It'll have the largest attendance of high-profile international leaders from around the world as well as famous environmental activists Greta Thunberg and Sir David Attenborough and tens of thousands of negotiators, government officials, and business leaders.

What do industries and environmentalists say?

Euronews spoke to Bertrand Piccard, Chairman Solar Impulse Foundation and he has this advice for the leaders ahead of the summit.

"They have to understand that the more national contributions they can give, the more actions they can implement, the more profitable their economy will become."
Bertrand Piccard, Chairman, Solar Impulse Foundation

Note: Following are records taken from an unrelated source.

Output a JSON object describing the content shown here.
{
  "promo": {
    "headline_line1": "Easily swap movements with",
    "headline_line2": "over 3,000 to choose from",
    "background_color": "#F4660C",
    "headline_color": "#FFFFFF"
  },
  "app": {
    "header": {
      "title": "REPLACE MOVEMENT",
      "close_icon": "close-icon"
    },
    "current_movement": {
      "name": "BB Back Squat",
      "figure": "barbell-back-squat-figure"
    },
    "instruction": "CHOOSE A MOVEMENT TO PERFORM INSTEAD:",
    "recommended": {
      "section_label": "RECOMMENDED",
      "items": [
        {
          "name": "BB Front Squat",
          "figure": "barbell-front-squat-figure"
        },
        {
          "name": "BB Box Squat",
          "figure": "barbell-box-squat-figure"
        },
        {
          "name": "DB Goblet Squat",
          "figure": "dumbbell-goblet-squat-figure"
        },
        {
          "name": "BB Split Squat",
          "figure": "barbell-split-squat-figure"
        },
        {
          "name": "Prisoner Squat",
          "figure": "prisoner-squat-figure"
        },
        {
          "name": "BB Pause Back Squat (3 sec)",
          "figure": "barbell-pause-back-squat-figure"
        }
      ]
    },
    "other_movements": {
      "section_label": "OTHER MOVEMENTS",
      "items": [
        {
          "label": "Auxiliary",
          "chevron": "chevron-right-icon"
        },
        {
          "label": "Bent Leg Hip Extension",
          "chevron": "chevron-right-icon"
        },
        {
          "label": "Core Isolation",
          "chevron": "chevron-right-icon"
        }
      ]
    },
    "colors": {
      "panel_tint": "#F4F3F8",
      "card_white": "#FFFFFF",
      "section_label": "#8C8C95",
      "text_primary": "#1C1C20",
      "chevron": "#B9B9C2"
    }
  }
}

"They have to understand that the more national contributions they can give, the more actions they can implement, the more profitable their economy will become."

"If we stay in the past it’s going to be a failure. If we can show the advantage that each country can gain in fighting climate change and protecting the environment, COP26 can be a huge success," Piccard added.

Hitachi is one of the principal partners of COP26. Hitachi European Chairman Alistair Dormer, told Euronews he'd like to see something more tangible.

"I’d really like to see some more detail, concrete objectives, milestones, and enablers that really engage industry so that we can all work together and achieve this," said Dormer.

Creating a green economy also means job opportunities.

Ryan Morrison, Friends of the Earth Scotland said the green economy is moving in the right direction as the phasing out of fossil fuels provides new businesses.

"There are three times as many jobs in those green industries as are currently at risk in oil and gas.”
Ryan Morrison, Friends of the Earth Scotland

“Our own research has shown that there are three times as many jobs in those green industries, as are currently at risk in oil and gas.”

Ricky Wilson, singer, and artist Kaiser Chiefs told Euronews that people do want change.

"Working with the kids you realise there is quite a lot of hope for the future 'cos you know you see loads of programs and its doom and gloom, it’s to try and frighten us and frighten us to make a new change but change is coming from wanting to do it for ourselves."

Climate entrepreneur, Des Caren, 94-years-old of Caren Meicnic Teo, believes young people are more powerful than they think they are.

"So people have all power in their hand if they would just get up, get agile about it," said Caren.

"We either have the responsibility to preserve and hand on and enhance or at least preserve the inheritance of a wonderful world that we’ve inherited."

To watch the full Exchange programme please click on the player icon above.